> _Try it_
Copy out each line of the data holding "title".

> _Extracted entries_
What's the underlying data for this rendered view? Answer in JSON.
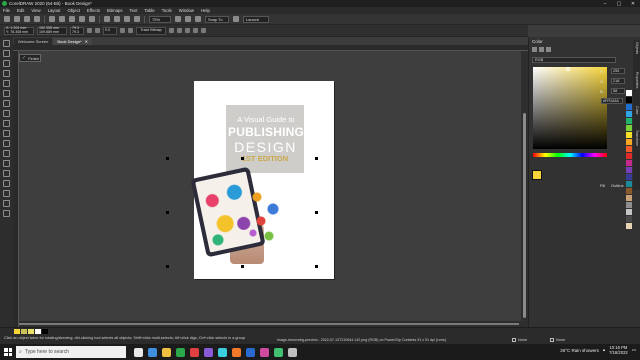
{
  "window": {
    "title": "CorelDRAW 2020 (64-Bit) - Book Design*",
    "controls": [
      "–",
      "▢",
      "✕"
    ]
  },
  "menu": [
    "File",
    "Edit",
    "View",
    "Layout",
    "Object",
    "Effects",
    "Bitmaps",
    "Text",
    "Table",
    "Tools",
    "Window",
    "Help"
  ],
  "toolbar": {
    "zoom": "75%",
    "snap_label": "Snap To",
    "launch_label": "Launch"
  },
  "property_bar": {
    "x": "X: 1.204 mm",
    "y": "Y: 76.308 mm",
    "w": "152.355 mm",
    "h": "109.889 mm",
    "scale_x": "79.3",
    "scale_y": "79.3",
    "rotation": "0.0",
    "bitmap_label": "Trace Bitmap"
  },
  "tabs": [
    {
      "label": "Welcome Screen"
    },
    {
      "label": "Book Design*"
    }
  ],
  "finish_button": "Finish",
  "book_cover": {
    "line1": "A Visual Guide to",
    "line2": "PUBLISHING",
    "line3": "DESIGN",
    "line4": "1ST EDITION"
  },
  "color_docker": {
    "title": "Color",
    "model": "RGB",
    "rgb_labels": [
      "R:",
      "G:",
      "B:"
    ],
    "rgb_values": [
      "255",
      "218",
      "58"
    ],
    "hex": "#FFDA3A",
    "fill_label": "Fill",
    "outline_label": "Outline",
    "current_color": "#f6d43a"
  },
  "dock_tabs": [
    "Objects",
    "Properties",
    "Color",
    "Transform"
  ],
  "palette_colors": [
    "#ffffff",
    "#000000",
    "#1f6fd1",
    "#2fa4e7",
    "#21b36b",
    "#7bd13a",
    "#f5e028",
    "#f7a823",
    "#f05a28",
    "#e12b2b",
    "#c42a8a",
    "#7a3fb8",
    "#3a3a9a",
    "#1c8a9a",
    "#8a5a2a",
    "#c9a27a",
    "#8f8f8f",
    "#c4c4c4",
    "#4a4a4a",
    "#e8d3b5"
  ],
  "doc_palette_colors": [
    "#f6d43a",
    "#c9c15a",
    "#e8e06a",
    "#ffffff",
    "#000000"
  ],
  "status": {
    "hint": "Click an object twice for rotating/skewing; dbl-clicking tool selects all objects; Shift+click multi-selects; Alt+click digs; Ctrl+click selects in a group",
    "info": "image-removebg-preview - 2022-07-13T210644.142.png (RGB) on PowerClip Contents 91 x 91 dpi (Lens)",
    "fill_label": "None",
    "outline_label": "None"
  },
  "taskbar": {
    "search_placeholder": "Type here to search",
    "weather": "26°C  Rain showers",
    "time": "10:16 PM",
    "date": "7/16/2022",
    "icon_colors": [
      "#e8e8e8",
      "#3f8fe0",
      "#f0c040",
      "#2aa84a",
      "#e04040",
      "#8a5ad8",
      "#3ad0e0",
      "#f07a2a",
      "#2a6ad0",
      "#d04aa0",
      "#40c070",
      "#c0c0c0"
    ]
  }
}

> _Your response_
    "title": "CorelDRAW 2020 (64-Bit) - Book Design*",
    "title": "Color",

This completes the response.